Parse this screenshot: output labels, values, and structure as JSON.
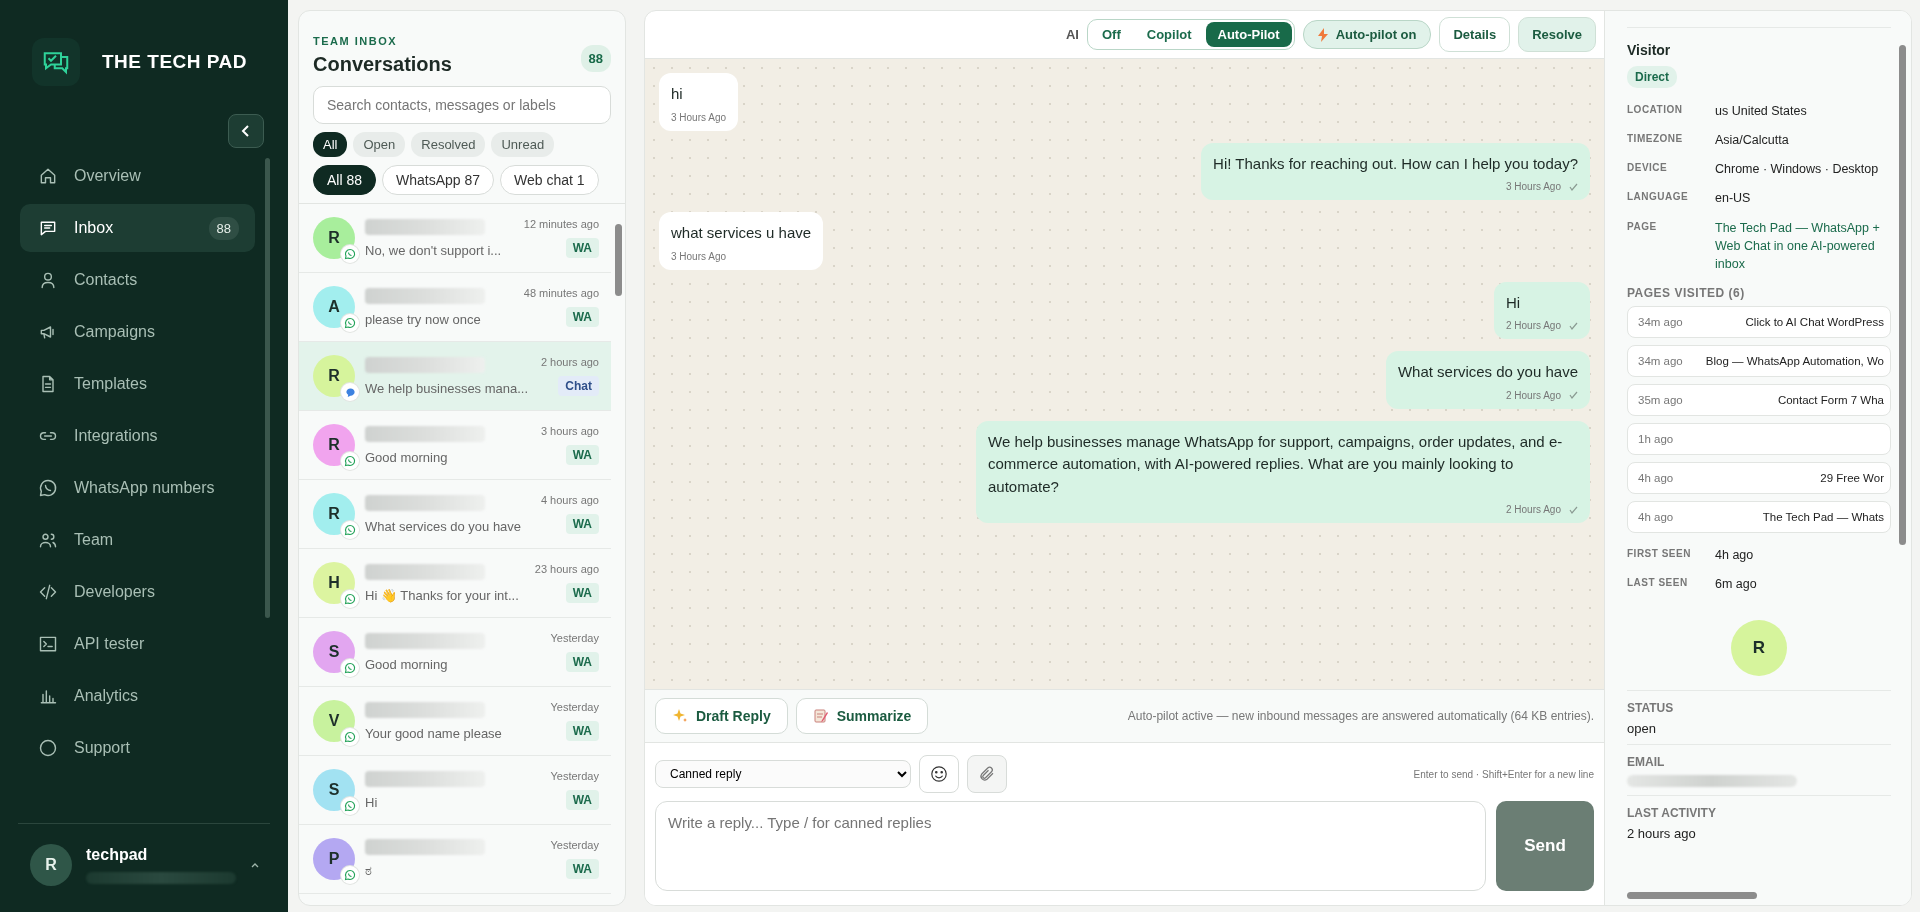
{
  "sidebar": {
    "brand": "THE TECH PAD",
    "nav": [
      {
        "label": "Overview",
        "selected": false
      },
      {
        "label": "Inbox",
        "selected": true,
        "badge": "88"
      },
      {
        "label": "Contacts",
        "selected": false
      },
      {
        "label": "Campaigns",
        "selected": false
      },
      {
        "label": "Templates",
        "selected": false
      },
      {
        "label": "Integrations",
        "selected": false
      },
      {
        "label": "WhatsApp numbers",
        "selected": false
      },
      {
        "label": "Team",
        "selected": false
      },
      {
        "label": "Developers",
        "selected": false
      },
      {
        "label": "API tester",
        "selected": false
      },
      {
        "label": "Analytics",
        "selected": false
      },
      {
        "label": "Support",
        "selected": false
      }
    ],
    "user": {
      "avatar": "R",
      "name": "techpad"
    }
  },
  "conversations": {
    "eyebrow": "TEAM INBOX",
    "title": "Conversations",
    "count": "88",
    "search": {
      "placeholder": "Search contacts, messages or labels"
    },
    "status_filters": [
      {
        "label": "All",
        "selected": true
      },
      {
        "label": "Open",
        "selected": false
      },
      {
        "label": "Resolved",
        "selected": false
      },
      {
        "label": "Unread",
        "selected": false
      }
    ],
    "channel_filters": [
      {
        "label": "All 88",
        "selected": true
      },
      {
        "label": "WhatsApp 87",
        "selected": false
      },
      {
        "label": "Web chat 1",
        "selected": false
      }
    ],
    "items": [
      {
        "avatar": "R",
        "color": "#a8ee9c",
        "time": "12 minutes ago",
        "preview": "No, we don't support i...",
        "kind": "whatsapp",
        "tag": "WA",
        "selected": false
      },
      {
        "avatar": "A",
        "color": "#a2eeee",
        "time": "48 minutes ago",
        "preview": "please try now once",
        "kind": "whatsapp",
        "tag": "WA",
        "selected": false
      },
      {
        "avatar": "R",
        "color": "#d6f49c",
        "time": "2 hours ago",
        "preview": "We help businesses mana...",
        "kind": "webchat",
        "tag": "Chat",
        "selected": true
      },
      {
        "avatar": "R",
        "color": "#f1a4ee",
        "time": "3 hours ago",
        "preview": "Good morning",
        "kind": "whatsapp",
        "tag": "WA",
        "selected": false
      },
      {
        "avatar": "R",
        "color": "#a2eeee",
        "time": "4 hours ago",
        "preview": "What services do you have",
        "kind": "whatsapp",
        "tag": "WA",
        "selected": false
      },
      {
        "avatar": "H",
        "color": "#dcf4a0",
        "time": "23 hours ago",
        "preview": "Hi 👋 Thanks for your int...",
        "kind": "whatsapp",
        "tag": "WA",
        "selected": false
      },
      {
        "avatar": "S",
        "color": "#e2a6f0",
        "time": "Yesterday",
        "preview": "Good morning",
        "kind": "whatsapp",
        "tag": "WA",
        "selected": false
      },
      {
        "avatar": "V",
        "color": "#c8f29e",
        "time": "Yesterday",
        "preview": "Your good name please",
        "kind": "whatsapp",
        "tag": "WA",
        "selected": false
      },
      {
        "avatar": "S",
        "color": "#a2e2f2",
        "time": "Yesterday",
        "preview": "Hi",
        "kind": "whatsapp",
        "tag": "WA",
        "selected": false
      },
      {
        "avatar": "P",
        "color": "#b4a8f2",
        "time": "Yesterday",
        "preview": "ಠ",
        "kind": "whatsapp",
        "tag": "WA",
        "selected": false
      }
    ]
  },
  "chat": {
    "ai_label": "AI",
    "ai_modes": [
      {
        "label": "Off",
        "selected": false
      },
      {
        "label": "Copilot",
        "selected": false
      },
      {
        "label": "Auto-Pilot",
        "selected": true
      }
    ],
    "autopilot_badge": "Auto-pilot on",
    "details_button": "Details",
    "resolve_button": "Resolve",
    "messages": [
      {
        "kind": "in",
        "text": "hi",
        "time": "3 Hours Ago"
      },
      {
        "kind": "out",
        "text": "Hi! Thanks for reaching out. How can I help you today?",
        "time": "3 Hours Ago"
      },
      {
        "kind": "in",
        "text": "what services u have",
        "time": "3 Hours Ago"
      },
      {
        "kind": "out",
        "text": "Hi",
        "time": "2 Hours Ago"
      },
      {
        "kind": "out",
        "text": "What services do you have",
        "time": "2 Hours Ago"
      },
      {
        "kind": "out",
        "text": "We help businesses manage WhatsApp for support, campaigns, order updates, and e-commerce automation, with AI-powered replies. What are you mainly looking to automate?",
        "time": "2 Hours Ago"
      }
    ],
    "draft_button": "Draft Reply",
    "summarize_button": "Summarize",
    "autopilot_note": "Auto-pilot active — new inbound messages are answered automatically (64 KB entries).",
    "canned_select": "Canned reply",
    "hint": "Enter to send · Shift+Enter for a new line",
    "reply": {
      "placeholder": "Write a reply... Type / for canned replies"
    },
    "send_button": "Send"
  },
  "visitor": {
    "title": "Visitor",
    "source": "Direct",
    "fields": [
      {
        "label": "LOCATION",
        "value": "us United States",
        "kind": "text"
      },
      {
        "label": "TIMEZONE",
        "value": "Asia/Calcutta",
        "kind": "text"
      },
      {
        "label": "DEVICE",
        "value": "Chrome · Windows · Desktop",
        "kind": "text"
      },
      {
        "label": "LANGUAGE",
        "value": "en-US",
        "kind": "text"
      },
      {
        "label": "PAGE",
        "value": "The Tech Pad — WhatsApp + Web Chat in one AI-powered inbox",
        "kind": "link"
      }
    ],
    "pages_title": "PAGES VISITED (6)",
    "pages": [
      {
        "time": "34m ago",
        "title": "Click to AI Chat WordPress"
      },
      {
        "time": "34m ago",
        "title": "Blog — WhatsApp Automation, Wo"
      },
      {
        "time": "35m ago",
        "title": "Contact Form 7 Wha"
      },
      {
        "time": "1h ago"
      },
      {
        "time": "4h ago",
        "title": "29 Free Wor"
      },
      {
        "time": "4h ago",
        "title": "The Tech Pad — Whats"
      }
    ],
    "seen": [
      {
        "label": "FIRST SEEN",
        "value": "4h ago"
      },
      {
        "label": "LAST SEEN",
        "value": "6m ago"
      }
    ],
    "avatar": "R",
    "status_label": "STATUS",
    "status": "open",
    "email_label": "EMAIL",
    "activity_label": "LAST ACTIVITY",
    "activity": "2 hours ago"
  }
}
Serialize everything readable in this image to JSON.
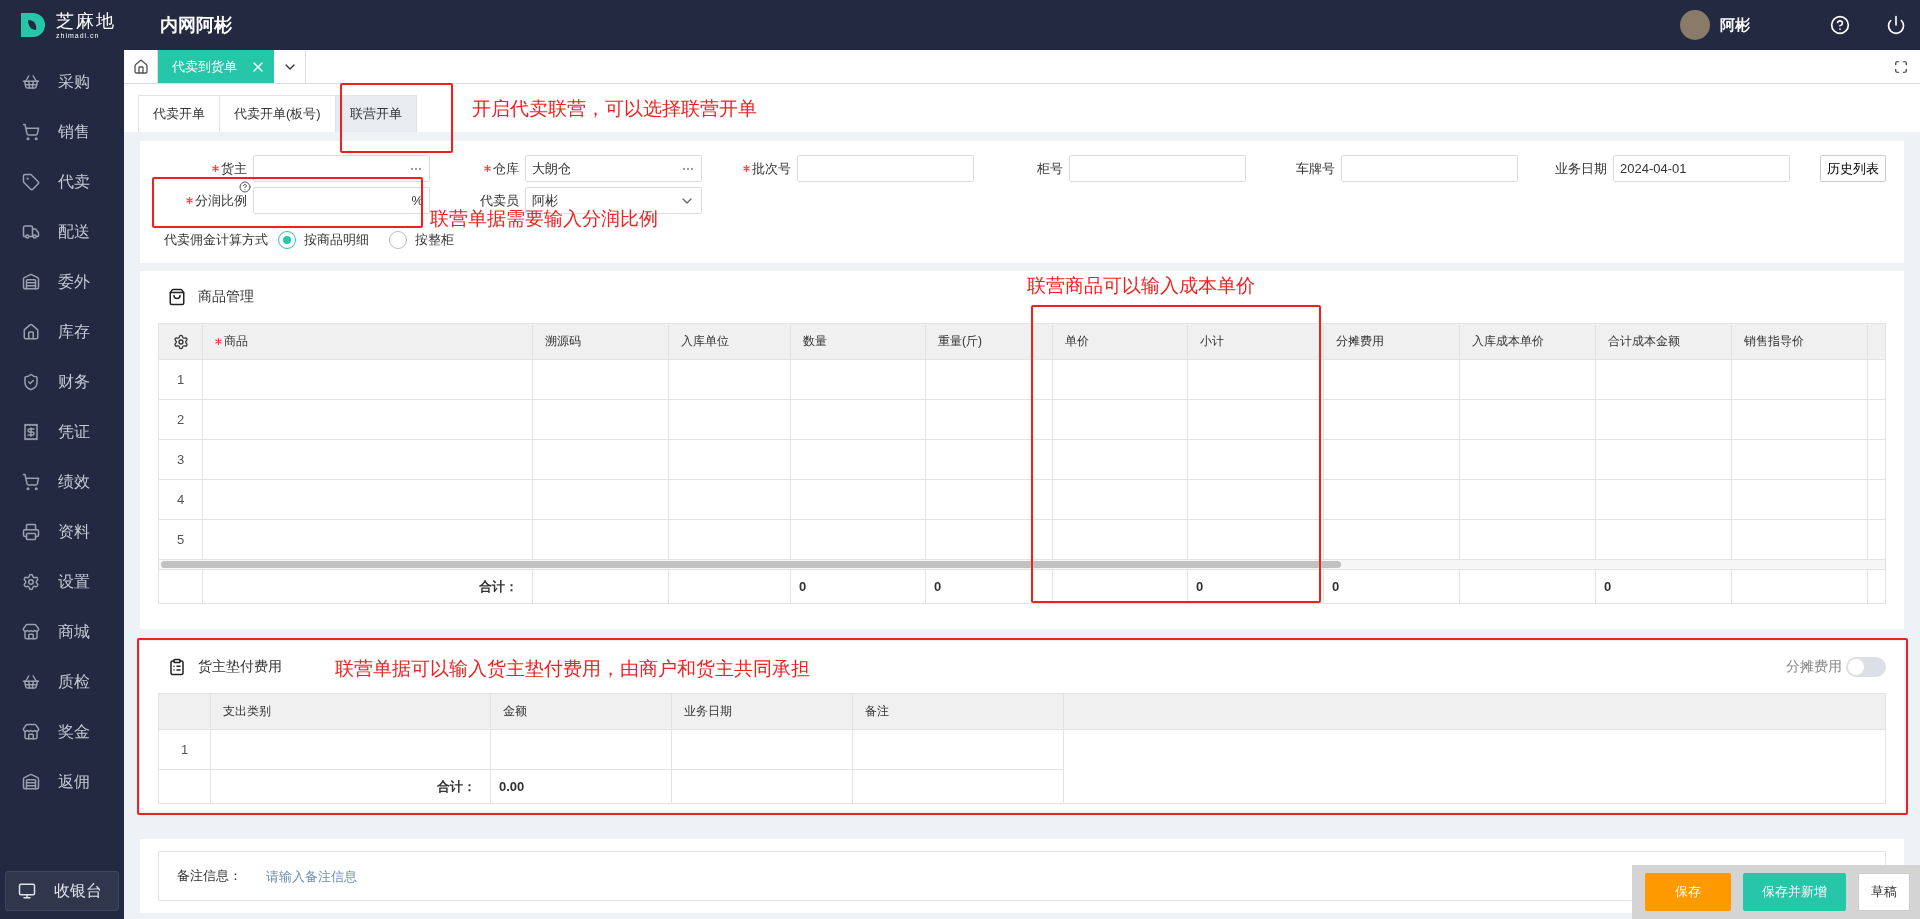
{
  "header": {
    "logo_text": "芝麻地",
    "logo_subtext": "zhimadi.cn",
    "title": "内网阿彬",
    "user": "阿彬"
  },
  "sidebar": {
    "items": [
      {
        "label": "采购"
      },
      {
        "label": "销售"
      },
      {
        "label": "代卖"
      },
      {
        "label": "配送"
      },
      {
        "label": "委外"
      },
      {
        "label": "库存"
      },
      {
        "label": "财务"
      },
      {
        "label": "凭证"
      },
      {
        "label": "绩效"
      },
      {
        "label": "资料"
      },
      {
        "label": "设置"
      },
      {
        "label": "商城"
      },
      {
        "label": "质检"
      },
      {
        "label": "奖金"
      },
      {
        "label": "返佣"
      }
    ],
    "cashier": "收银台"
  },
  "page_tabs": [
    {
      "label": "代卖到货单",
      "selected": true
    }
  ],
  "order_tabs": [
    {
      "label": "代卖开单",
      "selected": false
    },
    {
      "label": "代卖开单(板号)",
      "selected": false
    },
    {
      "label": "联营开单",
      "selected": true
    }
  ],
  "form": {
    "fields": [
      {
        "label": "货主",
        "required": true,
        "kind": "picker"
      },
      {
        "label": "仓库",
        "required": true,
        "kind": "picker",
        "value": "大朗仓"
      },
      {
        "label": "批次号",
        "required": true,
        "kind": "text"
      },
      {
        "label": "柜号",
        "required": false,
        "kind": "text"
      },
      {
        "label": "车牌号",
        "required": false,
        "kind": "text"
      },
      {
        "label": "业务日期",
        "required": false,
        "kind": "text",
        "value": "2024-04-01"
      },
      {
        "label": "分润比例",
        "required": true,
        "kind": "percent",
        "suffix": "%"
      },
      {
        "label": "代卖员",
        "required": false,
        "kind": "select",
        "value": "阿彬"
      }
    ],
    "history_button": "历史列表",
    "commission": {
      "label": "代卖佣金计算方式",
      "options": [
        {
          "label": "按商品明细",
          "selected": true
        },
        {
          "label": "按整柜",
          "selected": false
        }
      ]
    }
  },
  "goods": {
    "title": "商品管理",
    "columns": [
      {
        "label": "商品",
        "required": true,
        "total": "合计："
      },
      {
        "label": "溯源码"
      },
      {
        "label": "入库单位"
      },
      {
        "label": "数量",
        "total": "0"
      },
      {
        "label": "重量(斤)",
        "total": "0"
      },
      {
        "label": "单价"
      },
      {
        "label": "小计",
        "total": "0"
      },
      {
        "label": "分摊费用",
        "total": "0"
      },
      {
        "label": "入库成本单价"
      },
      {
        "label": "合计成本金额",
        "total": "0"
      },
      {
        "label": "销售指导价"
      }
    ],
    "rows": [
      "1",
      "2",
      "3",
      "4",
      "5"
    ]
  },
  "payments": {
    "title": "货主垫付费用",
    "split_toggle": {
      "label": "分摊费用",
      "on": false
    },
    "columns": [
      {
        "label": "支出类别",
        "total": "合计："
      },
      {
        "label": "金额",
        "total": "0.00"
      },
      {
        "label": "业务日期"
      },
      {
        "label": "备注"
      }
    ],
    "rows": [
      "1"
    ]
  },
  "remark": {
    "label": "备注信息：",
    "placeholder": "请输入备注信息"
  },
  "actions": [
    {
      "label": "保存",
      "kind": "primary"
    },
    {
      "label": "保存并新增",
      "kind": "secondary"
    },
    {
      "label": "草稿",
      "kind": "plain"
    }
  ],
  "annotations": [
    {
      "text": "开启代卖联营，可以选择联营开单"
    },
    {
      "text": "联营单据需要输入分润比例"
    },
    {
      "text": "联营商品可以输入成本单价"
    },
    {
      "text": "联营单据可以输入货主垫付费用，由商户和货主共同承担"
    }
  ]
}
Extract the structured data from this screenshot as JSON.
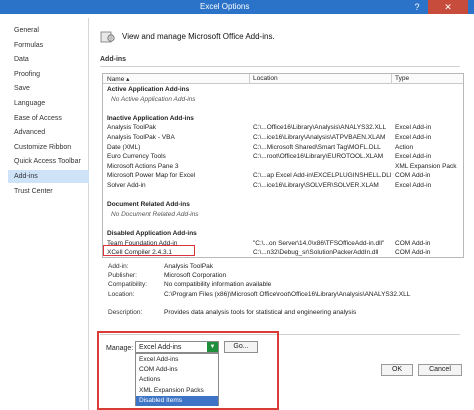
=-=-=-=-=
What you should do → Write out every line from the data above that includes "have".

Answer →
        "preview": "What services do you have",
        "text": "what services u have",
        "text": "What services do you have",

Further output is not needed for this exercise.